Now that's a picture. Aren't you glad I read the internet for you?

Wednesday, August 13, 2014

So We Went Away

Walking in Stanley Park
The dude and I went up to Vancouver. We hiked, ate loads of Asian foods from across the continent, and relaxed. We had a fabulous time! I got some stitching done on the flight out but I'm afraid I had my nose in a book the rest of the time.

If you ever get to Vancouver, you should head out to the University of British Columbia. The campus isn't much to look at; we took a picture in front of the chemistry building and captioned it, "Sentenced to four years at UBC." However, MOA (the Museum of Anthropology) is unbelievable in the depth and breadth of the collection. There are hundreds of thousands of ethnographic and archaeological objects from native peoples from all over the world, with a special focus on the First Nations of the northwest. An extraordinary number of items are on exhibit or available to see when you pull open a drawer (there's glass). I bring you a photo of Precolumbian textiles. Let that sink in. Precolumbian...textiles. How are they not completely disintergrated? The dude pointed to the big, stripey fragment in the middle, and said, "Kate Spade." True, but hilarious in that the dude is so not a brand name guy. But just when I think he is paying no attention, he surprises me. Family lore says we are part Cree, so I used the available computer database to find some of the Cree items in the holdings. I guess I was awestruck by the beadwork because I didn't take any pictures.

I hear the university also has a nice botanical garden but we were at MOA all day and had no time to spare for that. (It's okay, we went to Butchart Gardens and the Dr. Sun Yat Sen Classical Chinese Garden instead.) I hope you've been making exciting summer discoveries too!

Wednesday, July 30, 2014

Back on Track

Wait! What? Really? Yes!

I've stitched a flippin' small.

But it wasn't until I started stitching those black dots until I realized I've stitched this one before. Seriously, what has happened to my brain? Fortunately, I gave it away to my friend Lee so I needed a replacement. I changed the color yellow that I used, which I am happy with but now that I look back at the old one, I wish I had used those greens. It's love enough, and I am so pleased to be back on track with this SAL!

While I stitched this, I was thinking about something I saw on Humans of New York. A Jewish man had escaped Kristallnacht only to end up in the Philippines being attacked by the Japanese. I think what I like so much about HONY is the way it shows us the extraordinary of everyday people. Then I started thinking about a story I heard about Philadelphia Futures, a mentorship program for Philadelphia youth. A woman was talking about what her mentor meant to her. She was a junior in high school when her mother took her youngest sister on vacation and ended up abandoning her and her other sister. The interviewee started working so she and her sister could stay in their house. She had trouble her first year or so in college (ya think?) and ended up dropping out, but with the help of her mentor she is still working and back in college.
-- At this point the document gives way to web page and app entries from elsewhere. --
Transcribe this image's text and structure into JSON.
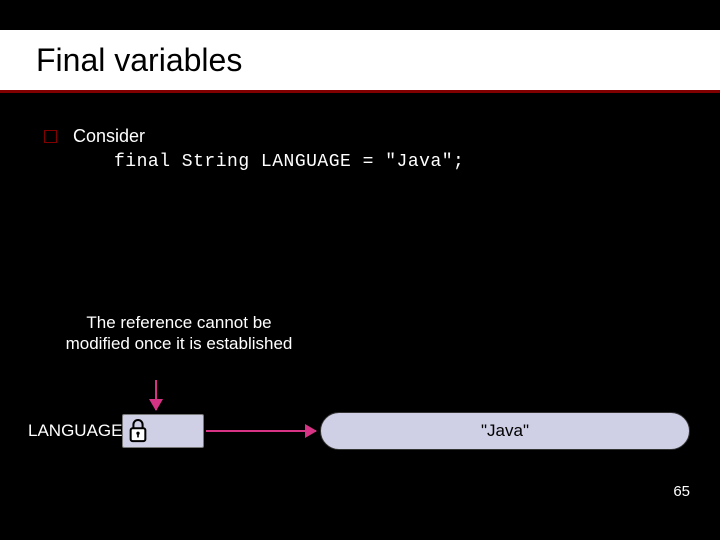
{
  "title": "Final variables",
  "bullet": {
    "text": "Consider"
  },
  "code": "final String LANGUAGE = \"Java\";",
  "note": "The reference cannot be modified once it is established",
  "diagram": {
    "var_label": "LANGUAGE",
    "lock_icon": "lock-icon",
    "value": "\"Java\""
  },
  "page_number": "65",
  "colors": {
    "accent": "#800000",
    "arrow": "#d63384",
    "box": "#cfcfe6"
  }
}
So I guess the thing is we all have to remember that every has a story, you know. And we don't know it just by looking at them or studying history or statistics. Which is probably a lot heavier thoughts that this little stitch deserves!

You can find out more about how to join this SAL by clicking on the graphic in the sidebar, or by going to Stitching Lotus here.